__Task instructions__. What lines of the data include the string "latest"? Copy them all.

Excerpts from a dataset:
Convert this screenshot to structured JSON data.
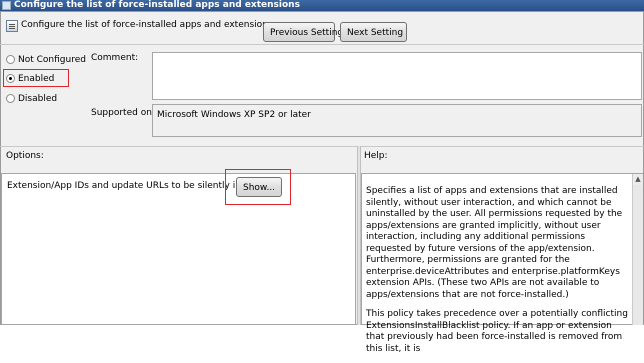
{
  "window": {
    "title": "Configure the list of force-installed apps and extensions"
  },
  "header": {
    "policy_name": "Configure the list of force-installed apps and extensions"
  },
  "buttons": {
    "previous": "Previous Setting",
    "next": "Next Setting",
    "show": "Show..."
  },
  "state": {
    "options": [
      "Not Configured",
      "Enabled",
      "Disabled"
    ],
    "selected": "Enabled"
  },
  "comment": {
    "label": "Comment:",
    "value": ""
  },
  "supported": {
    "label": "Supported on:",
    "value": "Microsoft Windows XP SP2 or later"
  },
  "options_panel": {
    "label": "Options:",
    "item_label": "Extension/App IDs and update URLs to be silently installed"
  },
  "help_panel": {
    "label": "Help:",
    "paragraphs": [
      "Specifies a list of apps and extensions that are installed silently, without user interaction, and which cannot be uninstalled by the user. All permissions requested by the apps/extensions are granted implicitly, without user interaction, including any additional permissions requested by future versions of the app/extension. Furthermore, permissions are granted for the enterprise.deviceAttributes and enterprise.platformKeys extension APIs. (These two APIs are not available to apps/extensions that are not force-installed.)",
      "This policy takes precedence over a potentially conflicting ExtensionsInstallBlacklist policy. If an app or extension that previously had been force-installed is removed from this list, it is"
    ]
  },
  "highlight_color": "#e0262d"
}
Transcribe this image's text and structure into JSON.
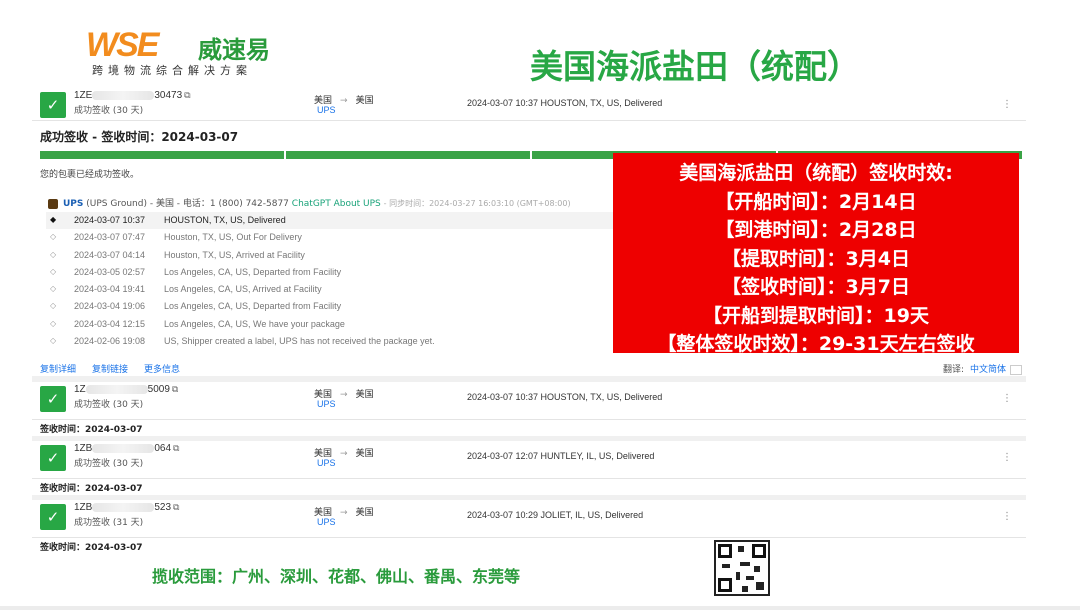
{
  "header": {
    "logo_mark": "WSE",
    "logo_cn": "威速易",
    "logo_sub": "跨境物流综合解决方案",
    "page_title": "美国海派盐田（统配）"
  },
  "shipments": [
    {
      "tracking_prefix": "1ZE",
      "tracking_suffix": "30473",
      "status": "成功签收 (30 天)",
      "origin": "美国",
      "carrier": "UPS",
      "dest": "美国",
      "latest": "2024-03-07 10:37  HOUSTON, TX, US, Delivered"
    },
    {
      "tracking_prefix": "1Z",
      "tracking_suffix": "5009",
      "status": "成功签收 (30 天)",
      "origin": "美国",
      "carrier": "UPS",
      "dest": "美国",
      "latest": "2024-03-07 10:37  HOUSTON, TX, US, Delivered",
      "sign_time": "签收时间：2024-03-07"
    },
    {
      "tracking_prefix": "1ZB",
      "tracking_suffix": "064",
      "status": "成功签收 (30 天)",
      "origin": "美国",
      "carrier": "UPS",
      "dest": "美国",
      "latest": "2024-03-07 12:07  HUNTLEY, IL, US, Delivered",
      "sign_time": "签收时间：2024-03-07"
    },
    {
      "tracking_prefix": "1ZB",
      "tracking_suffix": "523",
      "status": "成功签收 (31 天)",
      "origin": "美国",
      "carrier": "UPS",
      "dest": "美国",
      "latest": "2024-03-07 10:29  JOLIET, IL, US, Delivered",
      "sign_time": "签收时间：2024-03-07"
    }
  ],
  "copy_glyph": "⧉",
  "more_glyph": "⋮",
  "check_glyph": "✓",
  "arrow_glyph": "→",
  "detail": {
    "title": "成功签收 - 签收时间：2024-03-07",
    "delivered_msg": "您的包裹已经成功签收。",
    "carrier_name": "UPS",
    "carrier_info": "(UPS Ground) - 美国 - 电话：1 (800) 742-5877",
    "chatgpt": "ChatGPT About UPS",
    "sync": "- 同步时间：2024-03-27 16:03:10 (GMT+08:00)",
    "events": [
      {
        "time": "2024-03-07 10:37",
        "desc": "HOUSTON, TX, US, Delivered"
      },
      {
        "time": "2024-03-07 07:47",
        "desc": "Houston, TX, US, Out For Delivery"
      },
      {
        "time": "2024-03-07 04:14",
        "desc": "Houston, TX, US, Arrived at Facility"
      },
      {
        "time": "2024-03-05 02:57",
        "desc": "Los Angeles, CA, US, Departed from Facility"
      },
      {
        "time": "2024-03-04 19:41",
        "desc": "Los Angeles, CA, US, Arrived at Facility"
      },
      {
        "time": "2024-03-04 19:06",
        "desc": "Los Angeles, CA, US, Departed from Facility"
      },
      {
        "time": "2024-03-04 12:15",
        "desc": "Los Angeles, CA, US, We have your package"
      },
      {
        "time": "2024-02-06 19:08",
        "desc": "US, Shipper created a label, UPS has not received the package yet."
      }
    ],
    "links": [
      "复制详细",
      "复制链接",
      "更多信息"
    ],
    "translate_label": "翻译:",
    "translate_value": "中文简体"
  },
  "overlay": {
    "lines": [
      "美国海派盐田（统配）签收时效:",
      "【开船时间】：2月14日",
      "【到港时间】：2月28日",
      "【提取时间】：3月4日",
      "【签收时间】：3月7日",
      "【开船到提取时间】：19天",
      "【整体签收时效】：29-31天左右签收"
    ]
  },
  "footer": {
    "coverage": "揽收范围：广州、深圳、花都、佛山、番禺、东莞等"
  },
  "colors": {
    "brand_green": "#2a9b3c",
    "brand_orange": "#f28c1e",
    "overlay_red": "#ee0000",
    "status_green": "#28a745"
  }
}
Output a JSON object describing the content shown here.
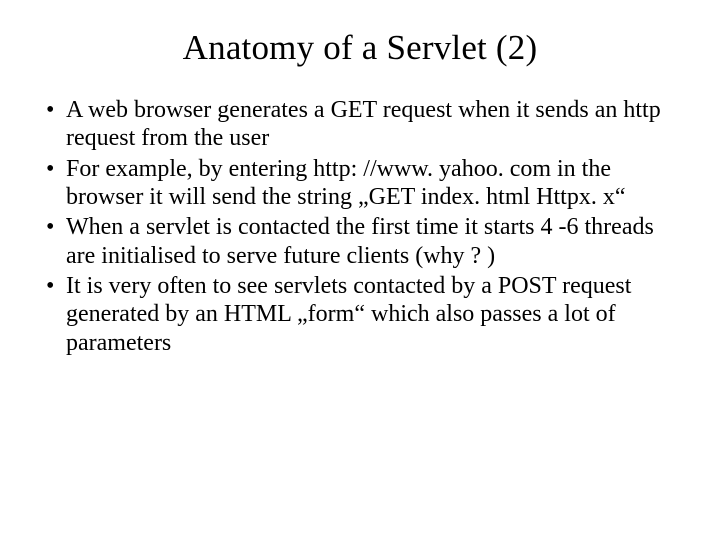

__Reply to the task__.
      "latest": "2024-03-07 10:37  HOUSTON, TX, US, Delivered"
      "latest": "2024-03-07 10:37  HOUSTON, TX, US, Delivered",
      "latest": "2024-03-07 12:07  HUNTLEY, IL, US, Delivered",
      "latest": "2024-03-07 10:29  JOLIET, IL, US, Delivered",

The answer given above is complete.